**** DATA FOR PROCESSING
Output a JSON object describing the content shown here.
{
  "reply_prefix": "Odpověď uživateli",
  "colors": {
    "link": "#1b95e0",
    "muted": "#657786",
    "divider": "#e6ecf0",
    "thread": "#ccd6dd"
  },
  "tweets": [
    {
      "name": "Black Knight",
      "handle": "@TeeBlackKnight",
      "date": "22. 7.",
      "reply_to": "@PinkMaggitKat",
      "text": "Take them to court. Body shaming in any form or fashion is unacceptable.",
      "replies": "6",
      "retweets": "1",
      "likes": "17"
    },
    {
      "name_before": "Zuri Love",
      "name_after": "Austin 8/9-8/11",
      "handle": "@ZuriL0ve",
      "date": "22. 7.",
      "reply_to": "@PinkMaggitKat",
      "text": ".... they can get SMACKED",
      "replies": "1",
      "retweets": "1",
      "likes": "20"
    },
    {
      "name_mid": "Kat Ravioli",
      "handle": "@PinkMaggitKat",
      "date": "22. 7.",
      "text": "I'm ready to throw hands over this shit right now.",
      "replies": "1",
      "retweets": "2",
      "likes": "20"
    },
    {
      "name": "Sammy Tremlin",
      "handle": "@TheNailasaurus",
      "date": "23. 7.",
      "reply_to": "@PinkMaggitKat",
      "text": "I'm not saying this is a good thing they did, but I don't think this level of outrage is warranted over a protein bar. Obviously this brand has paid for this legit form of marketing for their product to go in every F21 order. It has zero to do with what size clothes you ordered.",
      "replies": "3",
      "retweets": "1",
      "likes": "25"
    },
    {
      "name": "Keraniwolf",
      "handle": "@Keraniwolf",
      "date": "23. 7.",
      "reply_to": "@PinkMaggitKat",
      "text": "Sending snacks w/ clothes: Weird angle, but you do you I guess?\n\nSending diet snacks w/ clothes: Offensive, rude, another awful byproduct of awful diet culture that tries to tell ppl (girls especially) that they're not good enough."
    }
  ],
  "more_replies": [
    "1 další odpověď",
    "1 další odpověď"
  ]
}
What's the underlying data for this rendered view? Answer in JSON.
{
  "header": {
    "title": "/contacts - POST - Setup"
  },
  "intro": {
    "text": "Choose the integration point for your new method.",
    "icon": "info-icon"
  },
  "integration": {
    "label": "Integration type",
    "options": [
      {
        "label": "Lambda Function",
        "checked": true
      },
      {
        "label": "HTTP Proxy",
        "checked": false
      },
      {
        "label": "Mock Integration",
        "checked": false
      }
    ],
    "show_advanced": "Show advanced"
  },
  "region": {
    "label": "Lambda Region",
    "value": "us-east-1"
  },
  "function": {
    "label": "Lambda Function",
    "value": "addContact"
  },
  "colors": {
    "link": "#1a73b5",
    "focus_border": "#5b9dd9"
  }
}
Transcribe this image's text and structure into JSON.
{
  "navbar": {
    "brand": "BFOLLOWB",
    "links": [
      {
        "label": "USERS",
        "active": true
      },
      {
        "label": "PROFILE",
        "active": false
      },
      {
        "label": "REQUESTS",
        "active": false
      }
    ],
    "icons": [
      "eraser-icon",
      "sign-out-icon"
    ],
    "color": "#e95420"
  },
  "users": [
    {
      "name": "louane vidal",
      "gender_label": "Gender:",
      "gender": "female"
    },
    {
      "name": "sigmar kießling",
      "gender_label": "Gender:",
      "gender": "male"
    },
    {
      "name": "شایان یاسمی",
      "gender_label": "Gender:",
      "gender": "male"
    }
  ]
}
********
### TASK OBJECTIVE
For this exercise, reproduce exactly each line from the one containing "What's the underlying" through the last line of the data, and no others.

### TASK RESPONSE
What's the underlying data for this rendered view? Answer in JSON.
{
  "header": {
    "title": "/contacts - POST - Setup"
  },
  "intro": {
    "text": "Choose the integration point for your new method.",
    "icon": "info-icon"
  },
  "integration": {
    "label": "Integration type",
    "options": [
      {
        "label": "Lambda Function",
        "checked": true
      },
      {
        "label": "HTTP Proxy",
        "checked": false
      },
      {
        "label": "Mock Integration",
        "checked": false
      }
    ],
    "show_advanced": "Show advanced"
  },
  "region": {
    "label": "Lambda Region",
    "value": "us-east-1"
  },
  "function": {
    "label": "Lambda Function",
    "value": "addContact"
  },
  "colors": {
    "link": "#1a73b5",
    "focus_border": "#5b9dd9"
  }
}
Transcribe this image's text and structure into JSON.
{
  "navbar": {
    "brand": "BFOLLOWB",
    "links": [
      {
        "label": "USERS",
        "active": true
      },
      {
        "label": "PROFILE",
        "active": false
      },
      {
        "label": "REQUESTS",
        "active": false
      }
    ],
    "icons": [
      "eraser-icon",
      "sign-out-icon"
    ],
    "color": "#e95420"
  },
  "users": [
    {
      "name": "louane vidal",
      "gender_label": "Gender:",
      "gender": "female"
    },
    {
      "name": "sigmar kießling",
      "gender_label": "Gender:",
      "gender": "male"
    },
    {
      "name": "شایان یاسمی",
      "gender_label": "Gender:",
      "gender": "male"
    }
  ]
}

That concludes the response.